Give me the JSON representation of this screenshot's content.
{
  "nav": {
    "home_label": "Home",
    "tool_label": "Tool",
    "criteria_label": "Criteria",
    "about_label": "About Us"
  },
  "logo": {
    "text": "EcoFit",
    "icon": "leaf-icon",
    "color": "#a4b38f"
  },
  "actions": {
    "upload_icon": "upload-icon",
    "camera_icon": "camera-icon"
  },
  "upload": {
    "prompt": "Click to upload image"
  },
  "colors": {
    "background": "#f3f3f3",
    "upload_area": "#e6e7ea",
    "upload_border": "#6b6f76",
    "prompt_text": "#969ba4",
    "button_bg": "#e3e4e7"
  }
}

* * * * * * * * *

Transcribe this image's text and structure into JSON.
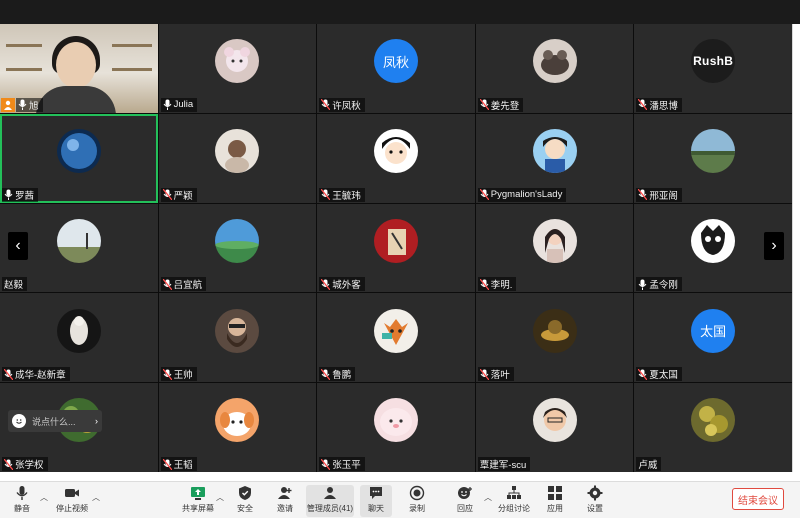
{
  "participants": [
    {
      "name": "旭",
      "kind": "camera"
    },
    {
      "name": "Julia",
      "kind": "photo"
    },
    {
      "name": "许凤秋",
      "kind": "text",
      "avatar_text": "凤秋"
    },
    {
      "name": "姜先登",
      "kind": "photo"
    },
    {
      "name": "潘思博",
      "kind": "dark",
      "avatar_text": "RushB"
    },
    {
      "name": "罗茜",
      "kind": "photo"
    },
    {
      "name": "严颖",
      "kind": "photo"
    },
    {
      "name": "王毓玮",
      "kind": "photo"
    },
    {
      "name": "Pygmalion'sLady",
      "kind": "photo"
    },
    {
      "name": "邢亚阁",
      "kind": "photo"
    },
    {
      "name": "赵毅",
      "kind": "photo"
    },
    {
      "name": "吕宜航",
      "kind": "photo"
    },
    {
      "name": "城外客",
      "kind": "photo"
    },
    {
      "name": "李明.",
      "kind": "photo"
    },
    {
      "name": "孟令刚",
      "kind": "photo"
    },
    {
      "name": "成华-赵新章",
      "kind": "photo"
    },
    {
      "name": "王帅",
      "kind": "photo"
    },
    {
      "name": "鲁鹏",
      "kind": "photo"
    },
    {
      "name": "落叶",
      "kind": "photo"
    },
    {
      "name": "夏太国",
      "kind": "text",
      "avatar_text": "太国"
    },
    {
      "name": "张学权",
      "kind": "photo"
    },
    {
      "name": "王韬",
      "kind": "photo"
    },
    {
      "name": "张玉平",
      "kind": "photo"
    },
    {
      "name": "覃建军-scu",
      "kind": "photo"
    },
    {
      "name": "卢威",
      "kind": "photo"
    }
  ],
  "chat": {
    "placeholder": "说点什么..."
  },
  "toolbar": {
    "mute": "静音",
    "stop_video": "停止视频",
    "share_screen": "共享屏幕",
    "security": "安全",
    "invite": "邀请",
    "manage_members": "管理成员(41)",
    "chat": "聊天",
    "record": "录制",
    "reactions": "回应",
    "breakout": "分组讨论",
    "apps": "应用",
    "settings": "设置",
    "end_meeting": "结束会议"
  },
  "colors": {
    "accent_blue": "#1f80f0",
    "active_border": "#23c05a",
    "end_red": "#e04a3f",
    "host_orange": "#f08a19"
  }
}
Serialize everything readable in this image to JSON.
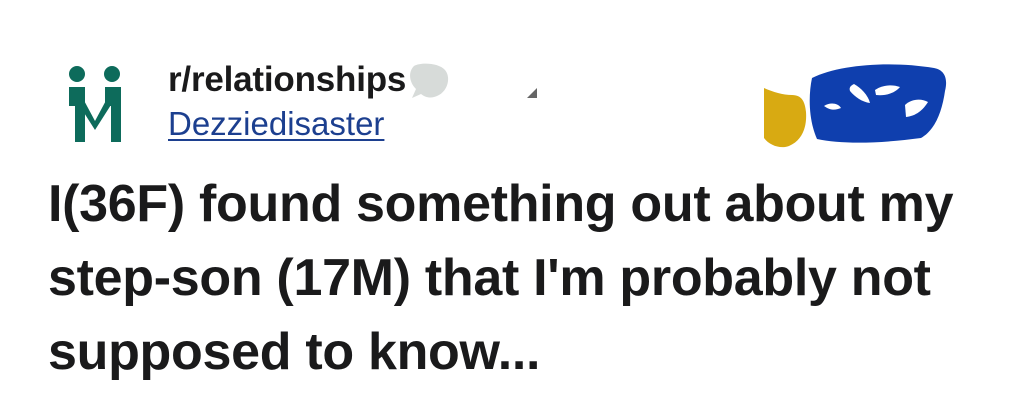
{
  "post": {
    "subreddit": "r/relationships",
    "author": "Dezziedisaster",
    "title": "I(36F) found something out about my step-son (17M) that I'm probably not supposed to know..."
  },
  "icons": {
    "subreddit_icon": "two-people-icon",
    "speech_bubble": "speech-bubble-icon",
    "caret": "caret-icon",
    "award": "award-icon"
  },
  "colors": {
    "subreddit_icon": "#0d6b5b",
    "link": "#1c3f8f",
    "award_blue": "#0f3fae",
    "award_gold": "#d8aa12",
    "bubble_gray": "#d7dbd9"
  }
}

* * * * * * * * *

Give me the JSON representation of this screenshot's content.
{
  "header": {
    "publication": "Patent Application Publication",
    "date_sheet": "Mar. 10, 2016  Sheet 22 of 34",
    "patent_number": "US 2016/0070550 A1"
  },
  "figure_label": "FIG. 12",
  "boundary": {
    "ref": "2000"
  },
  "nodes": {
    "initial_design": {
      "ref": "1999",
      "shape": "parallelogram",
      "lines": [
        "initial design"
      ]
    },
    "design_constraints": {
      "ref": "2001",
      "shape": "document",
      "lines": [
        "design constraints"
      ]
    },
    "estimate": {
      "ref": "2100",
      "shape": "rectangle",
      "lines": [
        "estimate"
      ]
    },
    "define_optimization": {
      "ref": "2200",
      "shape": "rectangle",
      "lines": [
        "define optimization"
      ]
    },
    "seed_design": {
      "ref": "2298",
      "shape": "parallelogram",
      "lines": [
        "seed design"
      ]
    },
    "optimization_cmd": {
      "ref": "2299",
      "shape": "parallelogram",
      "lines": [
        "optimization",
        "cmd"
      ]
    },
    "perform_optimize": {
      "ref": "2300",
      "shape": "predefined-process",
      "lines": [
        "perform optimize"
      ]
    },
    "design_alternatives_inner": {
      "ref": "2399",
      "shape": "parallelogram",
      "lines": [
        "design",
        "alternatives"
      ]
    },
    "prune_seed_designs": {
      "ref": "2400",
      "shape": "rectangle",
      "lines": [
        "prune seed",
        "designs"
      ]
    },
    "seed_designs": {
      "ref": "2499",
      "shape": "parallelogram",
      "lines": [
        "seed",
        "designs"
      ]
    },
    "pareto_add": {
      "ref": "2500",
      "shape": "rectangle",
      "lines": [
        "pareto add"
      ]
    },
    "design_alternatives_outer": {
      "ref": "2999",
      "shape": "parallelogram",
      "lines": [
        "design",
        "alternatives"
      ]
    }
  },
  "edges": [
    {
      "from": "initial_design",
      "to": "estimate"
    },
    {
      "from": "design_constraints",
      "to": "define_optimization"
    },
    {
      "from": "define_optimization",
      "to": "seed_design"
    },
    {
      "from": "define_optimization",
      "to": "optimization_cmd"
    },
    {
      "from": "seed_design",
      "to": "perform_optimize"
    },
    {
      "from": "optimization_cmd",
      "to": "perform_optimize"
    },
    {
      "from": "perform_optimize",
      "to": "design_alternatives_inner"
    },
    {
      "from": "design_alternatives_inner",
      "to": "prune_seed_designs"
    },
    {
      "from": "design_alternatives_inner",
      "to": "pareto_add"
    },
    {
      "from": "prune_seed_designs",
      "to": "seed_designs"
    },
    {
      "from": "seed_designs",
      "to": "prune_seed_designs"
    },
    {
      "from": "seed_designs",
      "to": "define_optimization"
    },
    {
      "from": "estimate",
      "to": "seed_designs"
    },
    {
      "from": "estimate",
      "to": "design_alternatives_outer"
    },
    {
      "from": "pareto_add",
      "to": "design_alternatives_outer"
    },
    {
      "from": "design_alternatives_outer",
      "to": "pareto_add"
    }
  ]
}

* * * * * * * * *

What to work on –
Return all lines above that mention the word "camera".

Solution below –
    "camera_icon": "camera-icon"
      "kind": "camera"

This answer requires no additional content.